Poppies in Kuta Beach, Bali – really hit by the Covid-19 Pandemic – and how to help

Sunday, 21 June 2020

The Covid-19 Pandemic continues to rage with some countries – pretty much all of Europe – getting the numbers down while in others – like most of South America – the numbers are still climbing dramatically. Plus there are fears of ‘second waves’ showing up. The economic wave has yet to really hit us and in our comparatively comfortable developed world locations we’re simply not seeing what’s already happening to economic life in the developing world. Particularly in those countries where tourism plays a big part in the economy and tourists have disappeared. Like on the Indonesian island of Bali.

◄ In 1985, so 35 years ago, my wife Maureen walking down Poppies Gang in Kuta Beach, Bali with my daughter Tashi and son Kieran. A ‘gang’ is an alleyway or laneway in the Indonesian language.

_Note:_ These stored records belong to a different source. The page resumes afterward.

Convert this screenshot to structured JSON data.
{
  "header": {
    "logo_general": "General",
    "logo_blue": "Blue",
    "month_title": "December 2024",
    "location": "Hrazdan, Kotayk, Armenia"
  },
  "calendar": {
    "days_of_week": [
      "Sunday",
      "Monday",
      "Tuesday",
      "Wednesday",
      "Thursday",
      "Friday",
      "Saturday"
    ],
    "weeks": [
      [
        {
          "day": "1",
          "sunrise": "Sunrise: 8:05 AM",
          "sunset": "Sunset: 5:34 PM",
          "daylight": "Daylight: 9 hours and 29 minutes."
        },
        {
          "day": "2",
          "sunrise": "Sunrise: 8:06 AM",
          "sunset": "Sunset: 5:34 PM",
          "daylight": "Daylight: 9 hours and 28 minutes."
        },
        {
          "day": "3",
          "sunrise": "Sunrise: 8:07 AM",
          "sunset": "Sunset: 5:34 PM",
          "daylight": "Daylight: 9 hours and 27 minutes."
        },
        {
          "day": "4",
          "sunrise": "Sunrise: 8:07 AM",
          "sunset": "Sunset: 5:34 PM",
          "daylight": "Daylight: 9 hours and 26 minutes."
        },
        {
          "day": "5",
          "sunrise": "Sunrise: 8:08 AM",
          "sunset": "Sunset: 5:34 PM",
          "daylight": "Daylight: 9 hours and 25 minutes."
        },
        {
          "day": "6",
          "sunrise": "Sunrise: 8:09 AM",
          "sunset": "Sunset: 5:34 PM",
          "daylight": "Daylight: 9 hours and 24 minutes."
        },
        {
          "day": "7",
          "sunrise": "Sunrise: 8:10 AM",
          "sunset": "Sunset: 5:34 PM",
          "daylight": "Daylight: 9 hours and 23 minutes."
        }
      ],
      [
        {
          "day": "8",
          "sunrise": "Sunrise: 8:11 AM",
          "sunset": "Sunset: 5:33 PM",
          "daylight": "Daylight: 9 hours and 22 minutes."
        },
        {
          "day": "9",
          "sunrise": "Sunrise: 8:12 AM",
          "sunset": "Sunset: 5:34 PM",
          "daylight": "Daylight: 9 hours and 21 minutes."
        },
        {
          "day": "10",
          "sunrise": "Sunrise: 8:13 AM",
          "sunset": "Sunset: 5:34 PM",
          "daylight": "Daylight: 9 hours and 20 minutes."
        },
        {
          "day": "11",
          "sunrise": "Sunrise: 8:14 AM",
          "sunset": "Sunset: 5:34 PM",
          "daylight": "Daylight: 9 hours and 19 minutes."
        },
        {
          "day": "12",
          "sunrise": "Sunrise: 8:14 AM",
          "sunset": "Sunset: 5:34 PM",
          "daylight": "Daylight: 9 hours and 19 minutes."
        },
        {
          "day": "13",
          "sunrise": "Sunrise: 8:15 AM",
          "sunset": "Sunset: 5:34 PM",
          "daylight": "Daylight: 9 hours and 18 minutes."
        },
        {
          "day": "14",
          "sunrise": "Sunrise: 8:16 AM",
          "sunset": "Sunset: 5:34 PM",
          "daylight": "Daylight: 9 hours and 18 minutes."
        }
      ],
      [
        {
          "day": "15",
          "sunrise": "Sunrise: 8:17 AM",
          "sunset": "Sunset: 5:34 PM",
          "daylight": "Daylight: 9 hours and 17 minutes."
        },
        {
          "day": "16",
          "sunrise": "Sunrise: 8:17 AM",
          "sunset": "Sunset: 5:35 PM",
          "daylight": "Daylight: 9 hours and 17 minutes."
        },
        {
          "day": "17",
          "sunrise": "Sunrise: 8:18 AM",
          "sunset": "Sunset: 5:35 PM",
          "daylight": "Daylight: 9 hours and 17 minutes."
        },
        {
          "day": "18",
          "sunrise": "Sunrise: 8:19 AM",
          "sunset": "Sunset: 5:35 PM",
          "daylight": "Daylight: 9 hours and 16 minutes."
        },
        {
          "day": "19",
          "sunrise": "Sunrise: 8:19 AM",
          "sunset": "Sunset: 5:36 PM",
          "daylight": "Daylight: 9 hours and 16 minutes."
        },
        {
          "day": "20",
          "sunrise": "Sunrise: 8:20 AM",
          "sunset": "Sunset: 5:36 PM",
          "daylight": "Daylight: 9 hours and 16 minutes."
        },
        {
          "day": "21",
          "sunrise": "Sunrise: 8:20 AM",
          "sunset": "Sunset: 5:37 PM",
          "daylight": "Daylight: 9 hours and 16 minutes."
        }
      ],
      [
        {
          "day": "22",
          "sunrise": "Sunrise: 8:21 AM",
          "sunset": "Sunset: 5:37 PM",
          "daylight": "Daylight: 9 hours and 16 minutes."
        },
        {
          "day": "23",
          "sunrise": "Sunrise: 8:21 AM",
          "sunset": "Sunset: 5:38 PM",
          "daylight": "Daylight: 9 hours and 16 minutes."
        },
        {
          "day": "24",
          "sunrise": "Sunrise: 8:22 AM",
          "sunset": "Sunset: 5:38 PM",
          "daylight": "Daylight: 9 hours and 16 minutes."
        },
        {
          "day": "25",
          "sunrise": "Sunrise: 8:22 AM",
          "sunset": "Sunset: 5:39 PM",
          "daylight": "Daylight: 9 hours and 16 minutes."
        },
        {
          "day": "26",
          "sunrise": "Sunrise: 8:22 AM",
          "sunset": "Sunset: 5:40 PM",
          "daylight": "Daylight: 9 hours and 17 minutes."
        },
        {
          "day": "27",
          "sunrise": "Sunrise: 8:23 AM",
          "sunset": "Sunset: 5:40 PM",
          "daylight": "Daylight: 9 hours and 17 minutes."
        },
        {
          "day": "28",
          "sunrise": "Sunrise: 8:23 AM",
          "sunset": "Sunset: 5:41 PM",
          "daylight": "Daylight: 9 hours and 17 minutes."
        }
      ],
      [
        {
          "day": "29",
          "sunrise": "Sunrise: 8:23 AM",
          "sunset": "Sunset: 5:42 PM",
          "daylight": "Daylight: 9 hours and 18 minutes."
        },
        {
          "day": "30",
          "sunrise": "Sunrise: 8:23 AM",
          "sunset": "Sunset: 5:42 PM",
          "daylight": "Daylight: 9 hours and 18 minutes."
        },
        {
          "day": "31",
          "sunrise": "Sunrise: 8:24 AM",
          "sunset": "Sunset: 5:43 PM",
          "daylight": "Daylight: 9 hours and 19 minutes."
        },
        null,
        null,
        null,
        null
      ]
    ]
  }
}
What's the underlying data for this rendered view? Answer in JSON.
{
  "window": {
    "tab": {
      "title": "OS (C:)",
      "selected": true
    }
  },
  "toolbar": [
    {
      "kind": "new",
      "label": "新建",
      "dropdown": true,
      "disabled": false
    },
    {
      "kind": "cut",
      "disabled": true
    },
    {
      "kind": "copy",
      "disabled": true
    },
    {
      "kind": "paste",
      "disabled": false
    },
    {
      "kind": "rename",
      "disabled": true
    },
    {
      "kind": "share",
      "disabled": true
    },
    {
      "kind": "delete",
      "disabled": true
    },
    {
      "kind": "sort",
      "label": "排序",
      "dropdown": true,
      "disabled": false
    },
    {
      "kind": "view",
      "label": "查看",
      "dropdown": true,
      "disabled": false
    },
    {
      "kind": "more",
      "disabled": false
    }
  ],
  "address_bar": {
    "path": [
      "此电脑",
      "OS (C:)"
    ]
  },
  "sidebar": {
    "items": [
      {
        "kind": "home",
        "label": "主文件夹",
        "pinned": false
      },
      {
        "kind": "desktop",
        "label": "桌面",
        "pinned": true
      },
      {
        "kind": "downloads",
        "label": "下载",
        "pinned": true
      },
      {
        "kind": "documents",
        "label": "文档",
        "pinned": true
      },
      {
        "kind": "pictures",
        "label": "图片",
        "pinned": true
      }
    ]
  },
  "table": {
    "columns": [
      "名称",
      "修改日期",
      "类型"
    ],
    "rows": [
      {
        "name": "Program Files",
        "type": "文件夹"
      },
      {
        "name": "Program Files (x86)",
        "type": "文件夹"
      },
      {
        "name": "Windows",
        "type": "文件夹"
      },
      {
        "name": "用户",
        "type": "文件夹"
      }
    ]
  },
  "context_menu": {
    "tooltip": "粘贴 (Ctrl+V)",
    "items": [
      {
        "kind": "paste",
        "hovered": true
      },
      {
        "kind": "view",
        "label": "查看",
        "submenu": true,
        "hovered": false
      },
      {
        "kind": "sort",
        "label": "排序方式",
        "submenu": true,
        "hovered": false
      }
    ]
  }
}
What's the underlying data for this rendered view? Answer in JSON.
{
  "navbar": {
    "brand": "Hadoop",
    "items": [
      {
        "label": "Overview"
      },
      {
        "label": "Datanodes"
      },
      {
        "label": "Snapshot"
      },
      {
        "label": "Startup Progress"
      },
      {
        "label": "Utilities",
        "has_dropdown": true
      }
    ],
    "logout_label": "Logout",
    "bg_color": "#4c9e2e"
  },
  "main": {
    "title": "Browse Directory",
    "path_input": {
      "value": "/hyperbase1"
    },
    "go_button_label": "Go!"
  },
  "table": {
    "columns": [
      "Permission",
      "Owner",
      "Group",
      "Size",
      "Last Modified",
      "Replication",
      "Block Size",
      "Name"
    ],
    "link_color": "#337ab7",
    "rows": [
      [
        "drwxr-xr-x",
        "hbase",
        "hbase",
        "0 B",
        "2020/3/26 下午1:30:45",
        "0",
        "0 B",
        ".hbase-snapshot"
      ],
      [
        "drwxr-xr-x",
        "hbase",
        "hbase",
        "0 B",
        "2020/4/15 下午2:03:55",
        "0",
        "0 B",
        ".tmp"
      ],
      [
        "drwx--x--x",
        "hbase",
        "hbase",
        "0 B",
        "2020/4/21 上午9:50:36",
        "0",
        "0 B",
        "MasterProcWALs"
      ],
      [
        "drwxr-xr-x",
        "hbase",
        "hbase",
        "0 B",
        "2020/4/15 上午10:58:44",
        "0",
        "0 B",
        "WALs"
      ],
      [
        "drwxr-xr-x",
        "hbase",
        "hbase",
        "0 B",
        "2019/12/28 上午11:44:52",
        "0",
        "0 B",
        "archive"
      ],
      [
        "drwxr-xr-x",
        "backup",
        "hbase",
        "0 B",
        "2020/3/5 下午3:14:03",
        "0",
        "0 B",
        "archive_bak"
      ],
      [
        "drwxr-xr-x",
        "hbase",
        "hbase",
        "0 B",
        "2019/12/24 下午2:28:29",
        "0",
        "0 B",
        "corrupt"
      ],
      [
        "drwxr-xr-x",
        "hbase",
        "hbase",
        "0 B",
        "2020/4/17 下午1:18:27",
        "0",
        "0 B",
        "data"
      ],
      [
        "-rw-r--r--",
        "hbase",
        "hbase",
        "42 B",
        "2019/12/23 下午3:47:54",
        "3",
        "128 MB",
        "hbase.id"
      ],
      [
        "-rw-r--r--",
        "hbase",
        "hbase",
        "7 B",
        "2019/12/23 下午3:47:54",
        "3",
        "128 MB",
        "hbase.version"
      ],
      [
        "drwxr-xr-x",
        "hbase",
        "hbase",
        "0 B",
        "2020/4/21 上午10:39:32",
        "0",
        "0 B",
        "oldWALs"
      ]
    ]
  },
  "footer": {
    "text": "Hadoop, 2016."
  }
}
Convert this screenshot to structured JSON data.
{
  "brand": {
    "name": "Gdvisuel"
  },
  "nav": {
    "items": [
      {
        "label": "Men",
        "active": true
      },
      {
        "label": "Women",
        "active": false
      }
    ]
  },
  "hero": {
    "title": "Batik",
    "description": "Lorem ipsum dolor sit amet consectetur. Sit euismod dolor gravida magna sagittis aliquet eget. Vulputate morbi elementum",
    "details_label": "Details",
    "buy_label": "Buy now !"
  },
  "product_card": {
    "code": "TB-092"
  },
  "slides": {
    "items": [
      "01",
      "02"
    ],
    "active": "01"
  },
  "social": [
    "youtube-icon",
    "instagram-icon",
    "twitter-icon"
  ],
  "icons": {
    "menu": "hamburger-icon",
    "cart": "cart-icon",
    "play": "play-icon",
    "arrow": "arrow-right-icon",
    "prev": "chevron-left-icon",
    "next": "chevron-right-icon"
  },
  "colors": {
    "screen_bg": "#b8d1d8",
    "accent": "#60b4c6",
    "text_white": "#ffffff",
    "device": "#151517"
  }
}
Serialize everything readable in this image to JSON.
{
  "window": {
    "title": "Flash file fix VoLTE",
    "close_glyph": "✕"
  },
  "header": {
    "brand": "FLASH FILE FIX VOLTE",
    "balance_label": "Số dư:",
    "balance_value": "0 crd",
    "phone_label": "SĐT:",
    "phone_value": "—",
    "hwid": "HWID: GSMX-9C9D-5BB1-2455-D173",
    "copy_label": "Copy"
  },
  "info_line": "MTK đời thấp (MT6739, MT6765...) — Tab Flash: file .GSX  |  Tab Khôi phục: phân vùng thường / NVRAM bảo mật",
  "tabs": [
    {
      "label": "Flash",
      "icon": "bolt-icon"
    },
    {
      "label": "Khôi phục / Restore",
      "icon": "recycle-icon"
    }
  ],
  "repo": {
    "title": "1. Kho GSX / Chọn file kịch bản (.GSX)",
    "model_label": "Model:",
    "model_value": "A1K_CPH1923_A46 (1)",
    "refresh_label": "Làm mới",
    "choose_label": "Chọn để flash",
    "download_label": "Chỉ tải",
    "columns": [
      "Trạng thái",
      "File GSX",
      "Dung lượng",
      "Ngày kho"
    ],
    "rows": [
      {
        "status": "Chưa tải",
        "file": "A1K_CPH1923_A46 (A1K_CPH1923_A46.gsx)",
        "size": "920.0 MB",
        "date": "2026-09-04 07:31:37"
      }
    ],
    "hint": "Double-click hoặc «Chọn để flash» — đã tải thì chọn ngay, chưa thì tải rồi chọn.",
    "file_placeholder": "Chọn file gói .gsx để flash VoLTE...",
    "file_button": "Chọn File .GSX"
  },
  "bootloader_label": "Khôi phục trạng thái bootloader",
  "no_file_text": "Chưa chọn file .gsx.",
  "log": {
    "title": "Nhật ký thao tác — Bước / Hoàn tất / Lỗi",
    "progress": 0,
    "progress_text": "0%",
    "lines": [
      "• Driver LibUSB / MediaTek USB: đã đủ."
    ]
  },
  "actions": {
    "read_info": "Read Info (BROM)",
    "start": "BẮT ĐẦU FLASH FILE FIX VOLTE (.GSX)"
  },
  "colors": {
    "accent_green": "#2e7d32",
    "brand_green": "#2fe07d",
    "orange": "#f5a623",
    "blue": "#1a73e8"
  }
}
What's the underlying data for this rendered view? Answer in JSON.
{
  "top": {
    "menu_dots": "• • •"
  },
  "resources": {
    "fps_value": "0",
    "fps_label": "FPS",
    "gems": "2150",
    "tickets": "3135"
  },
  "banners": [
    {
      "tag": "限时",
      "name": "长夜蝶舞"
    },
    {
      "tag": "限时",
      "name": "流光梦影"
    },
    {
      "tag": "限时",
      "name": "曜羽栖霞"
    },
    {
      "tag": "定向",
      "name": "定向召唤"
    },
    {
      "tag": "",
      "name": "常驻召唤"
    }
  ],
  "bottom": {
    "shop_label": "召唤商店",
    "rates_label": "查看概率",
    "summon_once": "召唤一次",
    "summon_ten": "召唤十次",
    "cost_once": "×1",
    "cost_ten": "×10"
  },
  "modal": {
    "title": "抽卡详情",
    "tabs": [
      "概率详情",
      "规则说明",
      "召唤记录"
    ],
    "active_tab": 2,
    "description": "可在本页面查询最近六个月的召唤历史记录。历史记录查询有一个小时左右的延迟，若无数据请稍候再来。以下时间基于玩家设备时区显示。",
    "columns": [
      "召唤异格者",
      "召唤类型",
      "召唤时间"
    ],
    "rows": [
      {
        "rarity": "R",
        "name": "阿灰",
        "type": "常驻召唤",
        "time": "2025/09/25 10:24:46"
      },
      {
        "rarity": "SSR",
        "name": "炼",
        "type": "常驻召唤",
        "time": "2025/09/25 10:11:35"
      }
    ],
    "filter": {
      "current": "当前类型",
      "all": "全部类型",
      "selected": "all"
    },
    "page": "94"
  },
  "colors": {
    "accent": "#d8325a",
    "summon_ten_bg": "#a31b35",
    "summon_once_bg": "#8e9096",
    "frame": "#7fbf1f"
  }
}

I posted a blog on 18 April about my long term love affair with Poppies in Kuta Beach Bali. It’s one of the favourite hotels of my lifetime and it’s clearly a favourite for lots of other people around the world. With zero tourists in Bali the hotel and, right across Poppies Gang the Poppies Restaurant, have both been hit really hard. Zenik and John, who run Poppies, have been trying to continue to support the many Poppies employees, but with zero income that can’t go on forever. So Bob Althoff – we’ve never met, but he’s an American Poppies enthusiast whose contact goes back even longer than mine – has organized a gofundme page for Poppies. I’ve put something in, but I’m very aware it’s a drop in an awfully big ocean. There are many many other places, not just in Bali but all over the world, suffering in exactly the same way. Click here to find out about Bob’s campaign for Poppies.

▲ In 1991 my son Kieran leaping into the swimming pool at Poppies.

▲ I first ate in Poppies Restaurant in 1974, so 46 years ago, and a year after it opened. With an international group of friends I was back in Poppies having dinner on 5 August 2018 when a major earthquake hit the adjacent island of Lombok. Our table swayed around and we looked up to see this dangerously heavy chandelier swinging ominously above our heads. We all jumped back from the table, but Balinese bamboo is strong, the chandelier stayed where it belonged.

▲ Or perhaps it’s down to the canangsari, Balinese offerings, which are placed at the entranceway to every business (or hotel or restaurant) every day. They ensure bad spirits – and bad earthquakes – don’t intrude.

Back to Covid-19 and the pandemic. In Victoria, the Australian state where I live (in the city of Melbourne), we’re about to ramp up our lockdown because we seem to be experiencing a ‘second wave.’ Yesterday we had 25 new cases, the most for two months. For comparison the US state of Oklahoma had 331 cases yesterday – down from 450 two days earlier. The population of Victoria is 1.6 times larger than Oklahoma so you’d have to multiply 331 up to 529 to compare Oklahoma with our 25 cases in Victoria, ie over 20 times worse. Oklahoma is, however, doing rather better than the USA overall. I chose Oklahoma for that comparison because Donald Trump is holding his not-quite-as-big-as-he-hoped rally there, pretty much as I write this and Oklahoma is cutting back on their lockdown, just as we go in the other direction.